In 1681, the icon appeared in a dream to Ivan Pleshkov, who had been paralysed for 12 years. He was commanded to go to Kostroma, procure a copy of the icon, bring it back to Yaroslavl and to build a church for its veneration. As soon as he was cured of palsy, Pleshkov commissioned Gury Nikitin, the most famous wall-painter of 17th-century Russia, who hailed from Kostroma, to paint a copy of the miraculous icon. The Fyodorovskaya Church was built to house the icon, with funds provided by ordinary people. A treatise details its construction and the miracles attributed to the icon in Yaroslavl. The church was consecrated on 24 July 1687. After the Communistsdestroyed the Dormition Cathedral of Yaroslavl during the Russian Revolution, the Fyodorovskaya Church served as the cathedral for the city and the archdiocese of Rostov, the oldest in Russia. The cathedral was rebuilt in 2005.
been venerated in Gorodets, especially after the Feodorovsky Monastery was re-established in the early 18th century. A new copy of the icon was brought to it from Kostroma. This image was fitted into a golden riza inlaid with precious stones, so as to rival the original by its sumptuous decoration. During the annual Makariev Fair, the icon was brought for veneration to Nizhny Novgorod.

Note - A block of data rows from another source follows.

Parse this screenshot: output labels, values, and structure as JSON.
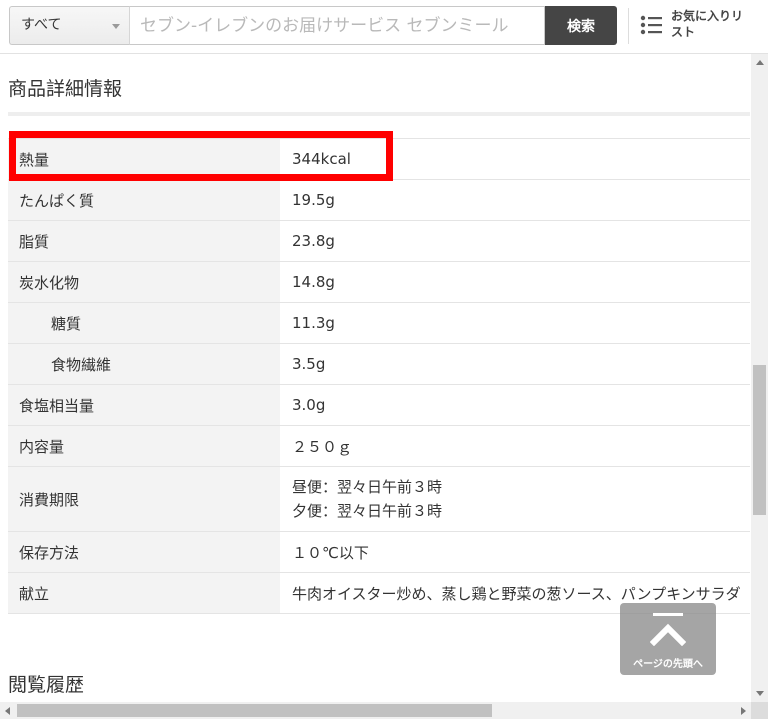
{
  "search": {
    "category_label": "すべて",
    "placeholder": "セブン-イレブンのお届けサービス セブンミール",
    "button_label": "検索"
  },
  "favorites": {
    "label": "お気に入りリスト",
    "icon": "list-icon"
  },
  "product_details": {
    "title": "商品詳細情報",
    "rows": [
      {
        "key": "熱量",
        "value": "344kcal",
        "highlighted": true
      },
      {
        "key": "たんぱく質",
        "value": "19.5g"
      },
      {
        "key": "脂質",
        "value": "23.8g"
      },
      {
        "key": "炭水化物",
        "value": "14.8g"
      },
      {
        "key": "糖質",
        "value": "11.3g",
        "indent": true
      },
      {
        "key": "食物繊維",
        "value": "3.5g",
        "indent": true
      },
      {
        "key": "食塩相当量",
        "value": "3.0g"
      },
      {
        "key": "内容量",
        "value": "２５０ｇ"
      },
      {
        "key": "消費期限",
        "value_lines": [
          "昼便：翌々日午前３時",
          "夕便：翌々日午前３時"
        ]
      },
      {
        "key": "保存方法",
        "value": "１０℃以下"
      },
      {
        "key": "献立",
        "value": "牛肉オイスター炒め、蒸し鶏と野菜の葱ソース、パンプキンサラダ"
      }
    ]
  },
  "history": {
    "title": "閲覧履歴"
  },
  "back_to_top": {
    "label": "ページの先頭へ",
    "icon": "chevron-up-icon"
  },
  "colors": {
    "highlight": "#ff0000",
    "search_button": "#454545",
    "key_cell_bg": "#f3f3f3"
  }
}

Western Christian women who married into the House of Romanov and converted to Russian Orthodoxy often took Feodorovna as patronymic in honour of the Feodorovskaya icon. Examples include two empresses Maria Feodorovna (Sophie Dorothea of Württemberg and Dagmar of Denmark); two empresses Alexandra Feodorovna (Alix of Hesse and Charlotte of Prussia); and grand duchesses Anna Feodorovna (Juliane of Saxe-Coburg-Saalfeld), Victoria Feodorovna (Victoria Melita of Saxe-Coburg and Gotha) and Elizabeth Feodorovna (Elisabeth of Hesse and by Rhine).
When the tercentenary of the Romanov dynasty was celebrated in 1913, Nicholas II of Russia commissioned a copy of the Gorodets icon, which he placed at the Royal Cathedral of Our Lady Saint Theodore, constructed to a design by Vladimir Pokrovsky in the town of Tsarskoye Selo. It is said that Nicholas II could not have had a copy from the original image because the icon in Kostroma had blackened so badly that the image was hardly visible. This was interpreted as a bad sign for the Romanov dynasty. Indeed, the Romanovs were dethroned four years later during the Russian Revolution.
Unlike the other great icons of Russia, the Feodorovskaya was not transferred to a museum, because the image was impossible to discern. The Black Virgin was given to the sect of obnovlentsy, which had it restored in Moscow in 1928. After the sect was dissolved in 1944, the icon reverted to the Russian Orthodox Church. It deposited the icon in the famous Resurrection Church on the Lowlands in Kostroma. In 1991 the icon was moved from there to the revived Epiphany Cathedral in the same city. Recently encased in a new chasuble, the icon is still venerated at the convent associated with the cathedral.